At first, surprising evidence of the presence of nearby buried forms of extinct life was indicated by the fact that a wandering Mexican sheep herder had collected a series of dark brown boulders, taking them for ordinary stones, which were in reality petrified bones. These he used for the foundation of his cabin.
As this spot yielded up sonic of the strangest and mightiest animals in the past, it has been aptly named “Bone Cabin Quarry.” Only 7250 feet of this quarry has been systematically explored by the museum during a half dozen seasons of expeditions, yet the yield of fossil treasures has been phenomenal. Over 483 parts,. representing 73 various animals, were recovered. Others are still buried in the vast graveyard waiting the pick of future excavators.
The crowning find and the first point of scientific interest was the skeleton of the giant dinosaur brontosaurus, the largest and most complete so far found, unearthed about four miles south of the Bone Cabin quarry.

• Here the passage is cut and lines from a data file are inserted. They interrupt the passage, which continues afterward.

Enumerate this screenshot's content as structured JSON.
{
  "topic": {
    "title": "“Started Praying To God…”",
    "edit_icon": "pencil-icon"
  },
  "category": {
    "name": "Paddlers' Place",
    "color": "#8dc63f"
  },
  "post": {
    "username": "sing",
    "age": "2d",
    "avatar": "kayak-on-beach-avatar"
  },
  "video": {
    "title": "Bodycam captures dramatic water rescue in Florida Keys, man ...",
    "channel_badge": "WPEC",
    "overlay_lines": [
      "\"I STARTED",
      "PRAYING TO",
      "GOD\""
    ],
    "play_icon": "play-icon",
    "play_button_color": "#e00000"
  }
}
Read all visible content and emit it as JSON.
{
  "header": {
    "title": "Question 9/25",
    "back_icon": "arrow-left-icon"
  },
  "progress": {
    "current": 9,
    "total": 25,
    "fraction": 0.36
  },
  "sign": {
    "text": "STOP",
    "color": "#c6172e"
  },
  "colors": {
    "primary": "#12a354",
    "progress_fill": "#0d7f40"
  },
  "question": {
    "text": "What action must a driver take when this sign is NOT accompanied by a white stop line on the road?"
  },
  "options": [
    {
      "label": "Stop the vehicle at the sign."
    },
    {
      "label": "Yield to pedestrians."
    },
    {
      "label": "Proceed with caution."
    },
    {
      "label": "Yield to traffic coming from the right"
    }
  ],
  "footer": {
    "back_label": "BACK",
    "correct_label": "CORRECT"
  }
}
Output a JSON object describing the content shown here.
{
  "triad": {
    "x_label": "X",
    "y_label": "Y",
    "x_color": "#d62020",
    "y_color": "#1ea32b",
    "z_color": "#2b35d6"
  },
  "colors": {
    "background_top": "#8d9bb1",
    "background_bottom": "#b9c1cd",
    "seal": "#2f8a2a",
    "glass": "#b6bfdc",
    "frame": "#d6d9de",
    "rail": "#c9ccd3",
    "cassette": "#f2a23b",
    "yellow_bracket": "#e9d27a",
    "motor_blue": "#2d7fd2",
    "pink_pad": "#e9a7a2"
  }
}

The lucky and fortunate explorer whose keen eyes made this remarkable and memorable fossil discovery was Mr Walter Granger. In fossil hunting, science, to a great degree is eliminated, and, like prospecting for gold, it is a matter of pure luck. The collector never knows where he is going to unearth some treasure and strike it rich. It is this element of chance that makes the pursuit somewhat fascinating. The trained collector is not only a naturalist but a geologist. He knows the color of the rocks in which fossils are most likely to be found, and his eye is quick to see a piece of bone protruding from a rock or lying among the shale. Sometimes he waits weeks or months, and even a whole season, without success.
It was in September, 1899, on one of these days of dejection, resulting from a lull and scarcity of specimens found, that Mr Granger started on a reconnoitering trip to a point three miles distant from Bone Cabin quarry to reinvestigate a locality where he had picked up on the surface the previous season of 1898 two stray pieces of tail vertebrae.
Coming upon these exposed fragments is generally the surest clue of the presence in the vicinity of fossil remains. Mr Granger commenced to carefully excavate, and had not gone down more than three or four feet before other vertebrae were met with which corresponded to those picked up the preceding season. With renewed enthusiasm the digging was continued, and gradually the cut revealed a large section of vertebrae, with ponderous ribs still attached. On close examination it was recognized immediately as part of a great amphibious dinosaur, and proved to be one of the greatest fossil prizes so far unearthed and a fitting climax for the season’s work.
Almost in one compact plot more than two-thirds of the complete skeleton was found — an exceptional occurrence in fossil discoveries. The whole of the summer of 1899 was taken up in getting out the massive skeleton and preparing the various parts fur transportation. Extracting such a weighty specimen without damaging the brittle bones, burled as they are in a weak and shattered mass of heavy abate, is a slow and delicate operation, requiring special care and skill.
To insure safety during shipment and to aid in the “setting” of the much-fractured bones, they were handled after the fashion of a surgeon’s treatment of a broken leg. Parts of the skeleton, bones and all, were encased in layers of plaster and strengthened by strips of timber tightly bound around with wet rawhide. In the paleontological laboratory. nearly two years were consumed in removing the matrix, piecing together and cementing the brittle and shatered bone and restoring the missing parts in tinted plaster…